● **Data records**
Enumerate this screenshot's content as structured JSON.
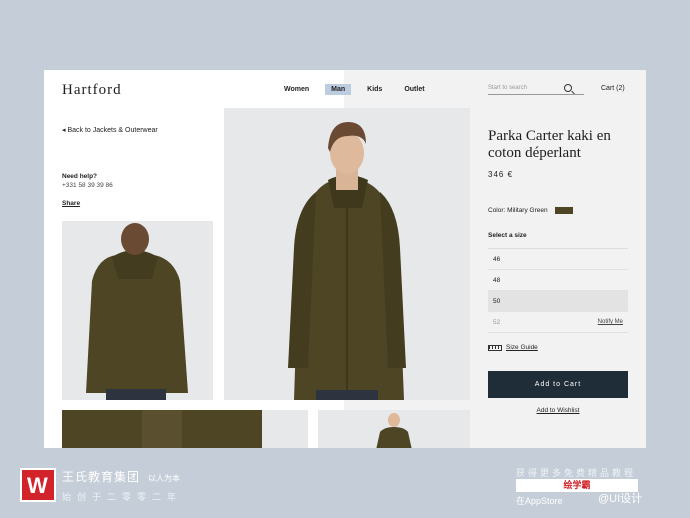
{
  "brand": {
    "logo": "Hartford"
  },
  "nav": {
    "items": [
      "Women",
      "Man",
      "Kids",
      "Outlet"
    ],
    "active_index": 1
  },
  "search": {
    "placeholder": "Start to search"
  },
  "cart": {
    "label": "Cart (2)"
  },
  "breadcrumb": {
    "back_label": "Back to Jackets & Outerwear"
  },
  "help": {
    "title": "Need help?",
    "phone": "+331 58 39 39 86",
    "share": "Share"
  },
  "product": {
    "title": "Parka Carter kaki en coton déperlant",
    "price": "346 €",
    "color_label": "Color: Military Green",
    "color_hex": "#4e4525",
    "size_title": "Select a size",
    "sizes": [
      {
        "label": "46",
        "state": "available",
        "notify": ""
      },
      {
        "label": "48",
        "state": "available",
        "notify": ""
      },
      {
        "label": "50",
        "state": "selected",
        "notify": ""
      },
      {
        "label": "52",
        "state": "disabled",
        "notify": "Notify Me"
      }
    ],
    "size_guide": "Size Guide",
    "add_to_cart": "Add to Cart",
    "add_to_wishlist": "Add to Wishlist"
  },
  "footer": {
    "brand": "王氏教育集团",
    "slogan": "以人为本",
    "founded": "始创于二零零二年",
    "promo": "获得更多免费精品教程",
    "red_badge": "绘学霸",
    "appstore": "在AppStore",
    "watermark": "@UI设计"
  },
  "colors": {
    "accent": "#1f2d38",
    "nav_active": "#bccde0",
    "garment": "#4e4525"
  }
}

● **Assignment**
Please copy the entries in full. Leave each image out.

● **Finished task**
Enumerate this screenshot's content as structured JSON.
{
  "brand": {
    "logo": "Hartford"
  },
  "nav": {
    "items": [
      "Women",
      "Man",
      "Kids",
      "Outlet"
    ],
    "active_index": 1
  },
  "search": {
    "placeholder": "Start to search"
  },
  "cart": {
    "label": "Cart (2)"
  },
  "breadcrumb": {
    "back_label": "Back to Jackets & Outerwear"
  },
  "help": {
    "title": "Need help?",
    "phone": "+331 58 39 39 86",
    "share": "Share"
  },
  "product": {
    "title": "Parka Carter kaki en coton déperlant",
    "price": "346 €",
    "color_label": "Color: Military Green",
    "color_hex": "#4e4525",
    "size_title": "Select a size",
    "sizes": [
      {
        "label": "46",
        "state": "available",
        "notify": ""
      },
      {
        "label": "48",
        "state": "available",
        "notify": ""
      },
      {
        "label": "50",
        "state": "selected",
        "notify": ""
      },
      {
        "label": "52",
        "state": "disabled",
        "notify": "Notify Me"
      }
    ],
    "size_guide": "Size Guide",
    "add_to_cart": "Add to Cart",
    "add_to_wishlist": "Add to Wishlist"
  },
  "footer": {
    "brand": "王氏教育集团",
    "slogan": "以人为本",
    "founded": "始创于二零零二年",
    "promo": "获得更多免费精品教程",
    "red_badge": "绘学霸",
    "appstore": "在AppStore",
    "watermark": "@UI设计"
  },
  "colors": {
    "accent": "#1f2d38",
    "nav_active": "#bccde0",
    "garment": "#4e4525"
  }
}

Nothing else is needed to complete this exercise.